sword, fire, or anything else in the 
shape of persecution that can be pour- 
ed on them, and to see them turn 
away from the things of God and be 1 
driven from the path of righteousness 
that would lead them to eternal glory, 
and crown them with crowns of glory, 
immortality, and eternal lives, is mor- 
tifying to my feelings, and I feel 
mor tilled when we have to say, " Refor- 
nation - yet such is often the case. 
And many times when people have re- 
ceived and enjoyed great light and 
intelligence, the things of this world 
choke the good word, thorns and 
thistles spring up, and they seem to 
.have but little root in themselves. 
The sun rises and scorches the tender 
plants that seem to be growing in 
them, and we have to cry to the peo- 
ple, "Reform, reform, REFORM," 
when in reality it is a disgrace that 
such instruction should ever be neces- 
sary. It is a great disgrace ; it is 
mortifying to angels, and I will insure 
that it is mortifying to our Father 
Adam. His heart is pained with 
such things; and the Prophets are 
pained with them, and so are all who 
understand and have proved them- 
selves worthy of eternal life, both 
those who now live on the earth and 
those who have gone behind the 
vaiL 
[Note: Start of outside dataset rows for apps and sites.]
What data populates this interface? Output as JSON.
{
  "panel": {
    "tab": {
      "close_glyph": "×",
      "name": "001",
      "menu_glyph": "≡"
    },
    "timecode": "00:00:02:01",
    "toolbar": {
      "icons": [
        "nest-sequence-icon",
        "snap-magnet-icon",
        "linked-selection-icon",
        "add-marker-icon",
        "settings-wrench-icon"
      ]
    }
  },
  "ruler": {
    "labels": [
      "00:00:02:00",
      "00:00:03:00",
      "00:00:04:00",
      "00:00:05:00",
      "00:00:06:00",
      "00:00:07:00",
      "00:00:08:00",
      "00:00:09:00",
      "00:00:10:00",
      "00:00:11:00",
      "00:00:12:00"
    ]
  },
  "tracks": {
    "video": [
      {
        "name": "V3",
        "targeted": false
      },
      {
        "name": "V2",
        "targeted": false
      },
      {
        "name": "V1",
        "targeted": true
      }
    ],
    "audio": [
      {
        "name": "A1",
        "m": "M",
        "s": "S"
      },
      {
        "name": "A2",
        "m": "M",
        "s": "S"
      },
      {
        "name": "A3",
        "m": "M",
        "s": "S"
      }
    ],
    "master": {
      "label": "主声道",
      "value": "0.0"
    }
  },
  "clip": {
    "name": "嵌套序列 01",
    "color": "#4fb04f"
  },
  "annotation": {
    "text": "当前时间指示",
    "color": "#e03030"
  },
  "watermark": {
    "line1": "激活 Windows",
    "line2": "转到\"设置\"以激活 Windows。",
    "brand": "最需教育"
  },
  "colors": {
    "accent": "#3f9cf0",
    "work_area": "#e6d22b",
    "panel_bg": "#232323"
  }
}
For us to be repenting and reform- 
ing is really a disgrace. Ji If it is 



annoying to borrow light from others, 
it is a disgrace to take a course in 
life to have to repent of the use made 
of that light. It is a disgrace to our 
organization, to the design of hea- 
ven, and to the intelligence God has 
given to man for his benefit. Truly 
wise persons hate to look upon such 
conduct, they look upon it with con- 
tempt. They are more worthy and 
noble than to condescend to take a 
course in life which they have con- 
tinually to be repenting of. 

As to light, a subject that brother 
Hyde has been speaking upon, I will 
preeent a few of my views in some- 
what different terms. In the first 
place, to say that we " borrow light 
from one another." I do not know 
that I precisely understand that idea, 
for I have no light to lend. Perhaps 
I am not so well endowed with light 
as some who have lived on the earth, 
but I have none to lend. I will use 
another term, and I might say, per- 
haps, with a good deal of propriety, 
that the poet conveys my idea pretty 
correctly in his lines concerning the 
wise and foolish virgins : — 

** Go to them that sell and buy, 
And get yourselves a full supply.** 

Another wrote : — 

u The